    Google Custom SearchThis is feature allows you to search the site. (Privacy Policy)
    Google MapsSome articles have Google Maps embedded in them. (Privacy Policy)
    Google ChartsThis is used to display charts and graphs on articles and the author center. (Privacy Policy)
    Google AdSense Host APIThis service allows you to sign up for or associate a Google AdSense account with HubPages, so that you can earn money from ads on your articles. No data is shared unless you engage with this feature. (Privacy Policy)
    Google YouTubeSome articles have YouTube videos embedded in them. (Privacy Policy)
    VimeoSome articles have Vimeo videos embedded in them. (Privacy Policy)
    PaypalThis is used for a registered author who enrolls in the HubPages Earnings program and requests to be paid via PayPal. No data is shared with Paypal unless you engage with this feature. (Privacy Policy)
    Facebook LoginYou can use this to streamline signing up for, or signing in to your Hubpages account. No data is shared with Facebook unless you engage with this feature. (Privacy Policy)
    MavenThis supports the Maven widget and search functionality. (Privacy Policy)
    Google AdSenseThis is an ad network. (Privacy Policy)
    Google DoubleClickGoogle provides ad serving technology and runs an ad network. (Privacy Policy)
    Index ExchangeThis is an ad network. (Privacy Policy)
    SovrnThis is an ad network. (Privacy Policy)
    Facebook AdsThis is an ad network. (Privacy Policy)
    Amazon Unified Ad MarketplaceThis is an ad network. (Privacy Policy)
    AppNexusThis is an ad network. (Privacy Policy)
    OpenxThis is an ad network. (Privacy Policy)
    Rubicon ProjectThis is an ad network. (Privacy Policy)
    TripleLiftThis is an ad network. (Privacy Policy)
    Say MediaWe partner with Say Media to deliver ad campaigns on our sites. (Privacy Policy)
    Remarketing PixelsWe may use remarketing pixels from advertising networks such as Google AdWords, Bing Ads, and Facebook in order to advertise the HubPages Service to people that have visited our sites.
    Conversion Tracking PixelsWe may use conversion tracking pixels from advertising networks such as Google AdWords, Bing Ads, and Facebook in order to identify when an advertisement has successfully resulted in the desired action, such as signing up for the HubPages Service or publishing an article on the HubPages Service.
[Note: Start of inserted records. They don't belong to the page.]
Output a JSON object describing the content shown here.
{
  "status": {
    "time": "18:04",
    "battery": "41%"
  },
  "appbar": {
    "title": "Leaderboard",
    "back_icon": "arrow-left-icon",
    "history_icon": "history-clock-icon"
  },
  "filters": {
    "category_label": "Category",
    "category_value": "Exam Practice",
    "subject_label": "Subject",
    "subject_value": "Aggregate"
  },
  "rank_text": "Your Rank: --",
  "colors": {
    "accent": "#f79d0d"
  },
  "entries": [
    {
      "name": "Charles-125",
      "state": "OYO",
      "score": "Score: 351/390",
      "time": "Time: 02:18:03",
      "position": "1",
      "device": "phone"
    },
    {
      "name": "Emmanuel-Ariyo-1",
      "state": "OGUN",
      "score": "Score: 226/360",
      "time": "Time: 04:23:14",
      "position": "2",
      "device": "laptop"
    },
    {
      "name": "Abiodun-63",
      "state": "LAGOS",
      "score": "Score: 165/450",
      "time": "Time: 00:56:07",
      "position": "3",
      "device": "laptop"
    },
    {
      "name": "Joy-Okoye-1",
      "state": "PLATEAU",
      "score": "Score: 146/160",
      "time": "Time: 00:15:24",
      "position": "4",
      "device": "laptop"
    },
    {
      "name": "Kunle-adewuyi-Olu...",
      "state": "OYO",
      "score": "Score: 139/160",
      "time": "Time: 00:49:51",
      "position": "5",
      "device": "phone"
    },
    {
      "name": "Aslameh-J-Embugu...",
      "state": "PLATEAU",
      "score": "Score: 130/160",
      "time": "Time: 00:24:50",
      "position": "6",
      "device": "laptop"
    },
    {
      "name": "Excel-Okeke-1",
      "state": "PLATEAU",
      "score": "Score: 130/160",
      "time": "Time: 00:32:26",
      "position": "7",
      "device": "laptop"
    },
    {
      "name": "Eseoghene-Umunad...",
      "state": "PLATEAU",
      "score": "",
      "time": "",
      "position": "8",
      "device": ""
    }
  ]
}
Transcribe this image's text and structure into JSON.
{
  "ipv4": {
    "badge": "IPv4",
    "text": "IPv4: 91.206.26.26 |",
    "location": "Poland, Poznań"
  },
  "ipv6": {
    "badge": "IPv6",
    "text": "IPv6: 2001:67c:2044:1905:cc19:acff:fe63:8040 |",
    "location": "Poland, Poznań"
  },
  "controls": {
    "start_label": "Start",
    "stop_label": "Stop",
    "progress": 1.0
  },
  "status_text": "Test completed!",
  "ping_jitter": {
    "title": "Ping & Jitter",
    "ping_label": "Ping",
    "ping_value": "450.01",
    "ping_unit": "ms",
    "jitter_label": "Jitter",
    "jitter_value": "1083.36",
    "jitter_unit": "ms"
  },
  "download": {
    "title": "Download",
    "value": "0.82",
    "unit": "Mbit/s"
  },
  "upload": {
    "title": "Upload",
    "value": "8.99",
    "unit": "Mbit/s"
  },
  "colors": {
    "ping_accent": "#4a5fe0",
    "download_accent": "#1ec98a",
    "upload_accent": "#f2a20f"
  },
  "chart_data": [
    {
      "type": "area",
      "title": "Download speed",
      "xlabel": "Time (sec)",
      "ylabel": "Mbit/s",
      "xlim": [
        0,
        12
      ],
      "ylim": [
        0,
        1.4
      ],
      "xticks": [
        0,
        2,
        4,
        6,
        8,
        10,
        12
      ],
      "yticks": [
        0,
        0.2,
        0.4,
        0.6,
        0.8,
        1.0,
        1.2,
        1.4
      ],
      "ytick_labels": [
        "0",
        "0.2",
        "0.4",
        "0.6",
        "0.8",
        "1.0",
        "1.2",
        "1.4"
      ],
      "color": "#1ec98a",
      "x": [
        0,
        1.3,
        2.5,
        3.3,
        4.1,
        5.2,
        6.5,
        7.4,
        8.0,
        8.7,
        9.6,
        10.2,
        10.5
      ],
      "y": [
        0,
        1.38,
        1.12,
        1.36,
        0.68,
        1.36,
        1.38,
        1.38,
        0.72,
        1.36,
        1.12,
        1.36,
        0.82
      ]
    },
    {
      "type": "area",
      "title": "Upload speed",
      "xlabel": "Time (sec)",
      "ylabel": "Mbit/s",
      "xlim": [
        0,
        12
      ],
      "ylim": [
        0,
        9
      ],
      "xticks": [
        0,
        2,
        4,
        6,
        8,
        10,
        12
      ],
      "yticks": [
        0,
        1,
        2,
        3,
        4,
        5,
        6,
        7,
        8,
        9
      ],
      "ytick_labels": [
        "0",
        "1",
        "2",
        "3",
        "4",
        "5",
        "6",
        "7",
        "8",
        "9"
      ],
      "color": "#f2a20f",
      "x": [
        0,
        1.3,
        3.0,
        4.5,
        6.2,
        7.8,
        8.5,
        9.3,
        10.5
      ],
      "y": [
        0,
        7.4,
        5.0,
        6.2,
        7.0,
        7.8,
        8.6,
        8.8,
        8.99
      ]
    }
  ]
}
    Author Google AnalyticsThis is used to provide traffic data and reports to the authors of articles on the HubPages Service. (Privacy Policy)
    ComscoreComScore is a media measurement and analytics company providing marketing data and analytics to enterprises, media and advertising agencies, and publishers. Non-consent will result in ComScore only processing obfuscated personal data. (Privacy Policy)
    Amazon Tracking PixelSome articles display amazon products as part of the Amazon Affiliate program, this pixel provides traffic statistics for those products (Privacy Policy)